But they aren’t. The old allowances made for slavery and torture weren’t infallible dogma. Neither are the new condemnations. We’ll just have to use core principles of natural law to figure those questions out, using reason and not arguments from authority. That’s the task of laymen, anyway.
Time for Catholic Thought Police and Catholic Prisons?
However, some Catholics seem desperate to prove that old Vatican statements affirming that it is good to persecute “heretics” still are binding. That Vatican II did not in fact forbid Catholics from using violence against non-Catholic Christians.
Scholar Thomas Pink argued in First Things that the Church’s declaration at Vatican II only said that the state must not use force against Protestants, Orthodox Christians, and others. But the Church may coerce them, using not just spiritual but temporal weapons. That presumably means police and prisons. Run by the Church, with every person baptized as a Christian (even as an infant) subject to its authority. (Pink doesn’t address whether the church may take up the old state practice of actually executing heretics.) You might have thought using force to punish wrongdoers was reserved to the state. But Pink argues that this is a modern, secularist error.
No, I’m not making this up. Here it is in Pink’s own words, published in Father Neuhaus’s old magazine:

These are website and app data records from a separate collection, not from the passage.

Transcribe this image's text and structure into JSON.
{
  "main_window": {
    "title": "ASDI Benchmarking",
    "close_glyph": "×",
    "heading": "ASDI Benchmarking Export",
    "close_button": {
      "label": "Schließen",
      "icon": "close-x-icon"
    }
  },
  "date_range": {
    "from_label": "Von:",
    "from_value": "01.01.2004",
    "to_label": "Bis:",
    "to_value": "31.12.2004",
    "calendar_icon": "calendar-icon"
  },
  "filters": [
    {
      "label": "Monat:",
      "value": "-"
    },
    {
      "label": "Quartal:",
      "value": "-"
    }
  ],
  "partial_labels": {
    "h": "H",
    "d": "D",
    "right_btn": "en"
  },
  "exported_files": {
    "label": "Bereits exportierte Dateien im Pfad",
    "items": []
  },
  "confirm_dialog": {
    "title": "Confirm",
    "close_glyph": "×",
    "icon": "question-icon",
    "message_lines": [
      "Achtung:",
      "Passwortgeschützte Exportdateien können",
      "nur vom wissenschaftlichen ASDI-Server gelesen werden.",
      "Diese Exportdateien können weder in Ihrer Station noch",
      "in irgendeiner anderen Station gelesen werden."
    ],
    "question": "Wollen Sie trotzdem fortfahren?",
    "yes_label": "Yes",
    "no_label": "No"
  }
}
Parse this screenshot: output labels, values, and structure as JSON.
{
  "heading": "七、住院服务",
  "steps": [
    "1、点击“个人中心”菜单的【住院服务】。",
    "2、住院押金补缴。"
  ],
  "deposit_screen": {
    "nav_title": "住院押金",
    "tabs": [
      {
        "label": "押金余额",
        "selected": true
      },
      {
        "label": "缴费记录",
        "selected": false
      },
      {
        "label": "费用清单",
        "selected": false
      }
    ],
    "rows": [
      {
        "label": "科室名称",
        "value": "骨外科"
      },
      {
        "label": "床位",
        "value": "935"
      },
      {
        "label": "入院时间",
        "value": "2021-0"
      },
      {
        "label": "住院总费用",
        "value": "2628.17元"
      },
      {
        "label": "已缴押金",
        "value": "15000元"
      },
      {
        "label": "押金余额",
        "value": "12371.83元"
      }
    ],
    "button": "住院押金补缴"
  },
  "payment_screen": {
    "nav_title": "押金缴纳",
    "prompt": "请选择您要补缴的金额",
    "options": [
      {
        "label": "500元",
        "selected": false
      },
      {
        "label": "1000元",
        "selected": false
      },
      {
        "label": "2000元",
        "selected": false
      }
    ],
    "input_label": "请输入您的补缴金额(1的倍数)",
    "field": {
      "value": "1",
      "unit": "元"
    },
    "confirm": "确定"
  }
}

People have a right not to have their religious practice coerced by the state. They do not have the same right not to be coerced by the Church, especially if they are baptized and fall within the Church’s jurisdiction. Where the baptized are concerned, the Church possesses a right to punish that can extend even to individual belief and practice.
Could this possibly be the real (esoteric) meaning behind the plain words of the Council? Read them below:
This Vatican Council declares that the human person has a right to religious freedom. This freedom means that all men are to be immune from coercion on the part of individuals or of social groups and of any human power, in such wise that no one is to be forced to act in a manner contrary to his own beliefs, whether privately or publicly, whether alone or in association with others, within due limits.
The council further declares that the right to religious freedom has its foundation in the very dignity of the human person as this dignity is known through the revealed word of God and by reason itself. This right of the human person to religious freedom is to be recognized in the constitutional law whereby society is governed and thus it is to become a civil right.
How respectful is it of the church to suggest that it would issue such a sweeping declaration of fundamental human rights, but leave in the text a loophole the size of Red China reserving for itself the privilege to violate what it calls a “human” and “civil” right?
Thomas Pink’s argument informs the contents of three separate sites Douthat refers to: The Josias, Sancruencis, and The Tradinista Manifesto (now sadly offline).
Douthat suggests that the future of Catholic political thinking might lie in this direction. If it does, God help us all.
This column originally appeared, in a slightly different form, at The Stream. John Zmirak is author, most recently, of The Politically Incorrect Guide to Catholicism.